[Records from a collection]
○ ○ ○ ○ ○ ○ ○
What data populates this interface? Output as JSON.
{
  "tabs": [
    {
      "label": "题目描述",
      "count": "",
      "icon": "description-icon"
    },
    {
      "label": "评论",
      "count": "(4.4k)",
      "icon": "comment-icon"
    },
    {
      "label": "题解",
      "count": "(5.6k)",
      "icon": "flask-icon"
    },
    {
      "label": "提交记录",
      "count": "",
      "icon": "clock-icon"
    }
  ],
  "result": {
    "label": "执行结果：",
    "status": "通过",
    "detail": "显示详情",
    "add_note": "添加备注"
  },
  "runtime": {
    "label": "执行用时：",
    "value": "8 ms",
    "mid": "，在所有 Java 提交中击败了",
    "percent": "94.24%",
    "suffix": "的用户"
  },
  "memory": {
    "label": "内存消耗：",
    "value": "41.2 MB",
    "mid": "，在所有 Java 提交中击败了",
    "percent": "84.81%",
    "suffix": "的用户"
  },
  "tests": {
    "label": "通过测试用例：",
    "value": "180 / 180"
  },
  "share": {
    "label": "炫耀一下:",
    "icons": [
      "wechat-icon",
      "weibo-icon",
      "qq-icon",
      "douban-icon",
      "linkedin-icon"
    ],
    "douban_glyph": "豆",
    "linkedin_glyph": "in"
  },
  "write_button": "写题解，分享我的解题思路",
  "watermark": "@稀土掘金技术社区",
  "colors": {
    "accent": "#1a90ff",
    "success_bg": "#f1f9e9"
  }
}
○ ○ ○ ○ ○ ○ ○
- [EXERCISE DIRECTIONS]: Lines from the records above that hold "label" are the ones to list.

- [ANSWER TO THIS PROBLEM]:
      "label": "题目描述",
      "label": "评论",
      "label": "题解",
      "label": "提交记录",
    "label": "执行结果：",
    "label": "执行用时：",
    "label": "内存消耗：",
    "label": "通过测试用例：",
    "label": "炫耀一下:",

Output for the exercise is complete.